Any given base can attach to any given accessory from the line. The base that came with the Wii Baseball kit will fit the club heads from the Wii Golf kit, or the Rackets from the Wiii Tennis kit (also available, not present for review). This is a really nice change of pace from the usual Wii sport accessory as players are usually required to constantly switch the Wiimotes in and out of attachments when they want to pass them along to the next player, which can get monotonous. With the Hyperkin products though, the base simply snaps off and on from the accessory attachment with the press of a button…actually slide, but you know what I mean.
The other thing that I noticed right from the start was that the base that I mentioned above had an open bottom for the lower end of the Wiimote, allowing for the attachment of the Wii Motion Plus accessory. Both of these “features” may sound simple and meaningless but they are not. I have used many Wii accessories that lacked both abilities and weren't nearly as convenient. These are also two features that got regular mentions from the other gamers in my house, often noting that they liked having the convenience factor versus the other accessories we have lying around. For no other reason than their convenience, the Hyperkin accessories quickly became the favorites in our house.
The weight and feel of the Hyperkin accessories is much better than most of the Wii accessories from other companies. Both the bat and golf club attachments are made of soft but solid foam, giving the experience more than just the look of holding the real-life counterpart. The bat feels heavier toward the end, like a real bat does. And the same can be said for the golf clubs. This is an aspect where many Wii sport accessories fail. About 90% of the other ones that I have tried were literally feather light and did nothing but “look” different. The Hyperkin products actually make your Wiimote feel different when they are attached.

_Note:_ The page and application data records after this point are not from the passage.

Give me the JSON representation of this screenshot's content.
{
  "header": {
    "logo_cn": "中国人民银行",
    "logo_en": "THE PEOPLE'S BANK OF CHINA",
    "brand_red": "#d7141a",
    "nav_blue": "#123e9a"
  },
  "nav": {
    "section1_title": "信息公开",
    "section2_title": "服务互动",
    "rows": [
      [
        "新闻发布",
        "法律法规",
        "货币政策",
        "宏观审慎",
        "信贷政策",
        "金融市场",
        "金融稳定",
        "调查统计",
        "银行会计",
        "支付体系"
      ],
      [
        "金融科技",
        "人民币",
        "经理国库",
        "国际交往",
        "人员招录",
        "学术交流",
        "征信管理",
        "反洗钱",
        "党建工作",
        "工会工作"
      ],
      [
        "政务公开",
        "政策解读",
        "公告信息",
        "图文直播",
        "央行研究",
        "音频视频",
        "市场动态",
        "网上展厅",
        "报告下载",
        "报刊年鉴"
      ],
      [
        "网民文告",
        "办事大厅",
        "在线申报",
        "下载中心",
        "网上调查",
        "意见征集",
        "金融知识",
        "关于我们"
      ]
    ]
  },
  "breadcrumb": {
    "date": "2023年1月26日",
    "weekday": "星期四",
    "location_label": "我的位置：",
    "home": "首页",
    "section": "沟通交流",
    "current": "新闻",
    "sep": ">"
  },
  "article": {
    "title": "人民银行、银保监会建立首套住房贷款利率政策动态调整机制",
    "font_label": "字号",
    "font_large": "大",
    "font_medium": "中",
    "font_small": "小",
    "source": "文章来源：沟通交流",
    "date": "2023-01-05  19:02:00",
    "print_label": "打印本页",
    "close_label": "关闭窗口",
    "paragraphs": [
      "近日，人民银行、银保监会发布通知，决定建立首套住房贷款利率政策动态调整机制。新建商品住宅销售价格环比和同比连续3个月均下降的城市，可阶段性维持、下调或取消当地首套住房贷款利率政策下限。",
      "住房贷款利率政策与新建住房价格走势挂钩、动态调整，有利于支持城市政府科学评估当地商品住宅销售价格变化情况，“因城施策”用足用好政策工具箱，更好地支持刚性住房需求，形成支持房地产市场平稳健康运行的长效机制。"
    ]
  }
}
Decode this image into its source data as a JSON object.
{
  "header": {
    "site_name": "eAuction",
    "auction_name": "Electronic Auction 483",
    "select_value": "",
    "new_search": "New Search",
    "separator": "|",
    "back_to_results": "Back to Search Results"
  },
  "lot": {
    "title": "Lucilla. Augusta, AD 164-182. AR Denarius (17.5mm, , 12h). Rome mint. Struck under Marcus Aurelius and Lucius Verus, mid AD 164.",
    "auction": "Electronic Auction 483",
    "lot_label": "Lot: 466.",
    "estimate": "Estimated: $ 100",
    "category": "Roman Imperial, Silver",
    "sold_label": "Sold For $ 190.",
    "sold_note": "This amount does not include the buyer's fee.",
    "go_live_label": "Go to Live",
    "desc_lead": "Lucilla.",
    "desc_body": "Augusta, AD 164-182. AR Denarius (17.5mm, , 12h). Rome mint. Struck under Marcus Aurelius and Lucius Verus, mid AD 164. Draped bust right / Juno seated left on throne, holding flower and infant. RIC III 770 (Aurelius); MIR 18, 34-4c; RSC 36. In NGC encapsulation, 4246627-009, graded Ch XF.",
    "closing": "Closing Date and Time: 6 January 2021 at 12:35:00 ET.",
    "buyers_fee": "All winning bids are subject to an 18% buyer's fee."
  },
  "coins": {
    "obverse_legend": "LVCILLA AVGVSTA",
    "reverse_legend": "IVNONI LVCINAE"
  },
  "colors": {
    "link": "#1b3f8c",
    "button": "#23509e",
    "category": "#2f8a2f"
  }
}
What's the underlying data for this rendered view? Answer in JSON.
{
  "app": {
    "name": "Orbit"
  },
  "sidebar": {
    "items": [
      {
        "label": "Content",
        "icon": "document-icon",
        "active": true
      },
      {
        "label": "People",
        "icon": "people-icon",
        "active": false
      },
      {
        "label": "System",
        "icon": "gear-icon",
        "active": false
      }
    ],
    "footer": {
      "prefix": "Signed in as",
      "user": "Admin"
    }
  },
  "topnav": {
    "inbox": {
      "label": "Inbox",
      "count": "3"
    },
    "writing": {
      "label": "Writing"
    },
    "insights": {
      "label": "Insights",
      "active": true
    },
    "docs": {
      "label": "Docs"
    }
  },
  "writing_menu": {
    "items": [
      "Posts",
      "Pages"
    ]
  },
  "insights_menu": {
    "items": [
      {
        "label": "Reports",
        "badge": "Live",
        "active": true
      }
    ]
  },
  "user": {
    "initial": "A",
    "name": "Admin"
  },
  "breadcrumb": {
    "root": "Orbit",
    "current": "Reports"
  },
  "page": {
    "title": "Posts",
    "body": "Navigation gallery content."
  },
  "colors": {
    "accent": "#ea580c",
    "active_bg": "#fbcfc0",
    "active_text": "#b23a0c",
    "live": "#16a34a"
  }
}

The big marketing push behind this line though aren't the things that I have mentioned, it is what you hear when you use them. The main selling point of these accessories is their Sound Plus feature. Acrrording to the packaging, you can “feel and hear every swing” of the bat or club. That is true, though it often doesn’t make sense. The Sound Plus accessories have what is best described as a ball or weight inside of them that, when swing in full motion, is “slid” all of the way to the end of the barrel (of the bat or club) and makes a smack or hitting sound. The sound is reminiscent of a bat hitting a ball and sort of feels like it too. In terms of the feel that is relays to the player. This works really well in theory but it just does not make sense to me that it sounds like I just knocked one out of the park when, on the game, I just whiffed one for strike three. Now I know that there is nothing that Hyperkin can do about that issue, but it just sounds weird when you are playing.
Honestly, this is just a minor complaint and annoyance and something that I am really nitpicking on. The truth is that these things feel pretty good for what they are. The Hyperkin products give as good of a sense as any Wii sporting accessory on the market that I have gotten my hands on. If I have any concerns with the product(s) it is the longevity and durability of the bases and the price point. The base is a simple, open ended plastic sleeve that the Wiimote slides tightly into. My fear is that over time, the firmness of the base, which is what holds the Wiimote in place, will start to give and the base will become less functional. I don't know if this will become and issue or not and am just making a generalization about the physical “feel” of the product. For all that I know, these things will last years without ever causing an issue, but it doesn’t “feel” like that will be the case. Only time will tell on that issue.
The only thing that concerns me about the Hyperkin products is the price point; the price point of these accessories is a little high compared to most of the competitors’ offerings. Most products in this line of accessories cost between $10-$15 and the Sound Plus line retails for $25. It is very hard to justify the purchase of a product that is nearly double that of many of its competitors even though it does do its job adequately. The additional features and quality of these products is nice, but just not "twice the price of admission" nice. Dropping the price $5 would work wonders in my consideration of the product, or perhaps offering the attachments in packages without the base(s) since they are all interchangeable.
Hyperkin Sound Plus products are available for the Nintendo Wii in the following packages: Nintendo Wii Baseball Kit (includes one base and bat attachment), Nintendo Wii Golf Kit (includes 2 bases and 2 club attachments), and the Nintendo Wii Tennis Kit (includes 2 bases and 2 racket attachments. All three Kits are available in one of three colors: white, blue, or pink and retail for $24.99. Product samples of the Nintendo Wii Sport Baseball and Wii Sport Golf Kits were provided by Hyperkin for our review.
If you like the feel of the attachable Wii accessories for games like Tiger Woods 2010 and Wii Sports, then the Hyperkin assortment of Sound Plus accessories are about as good as any that are out there. The overall feel of the products is pretty good and they do add a sense of realism to the motions used in the games where they can be used. If this is your sort of thing, Hyperkin’s offerings are as good as any of the products available just quite a bit more expensive (proportionately). The price point is the only thing keeping me from recommending them and rating them higher.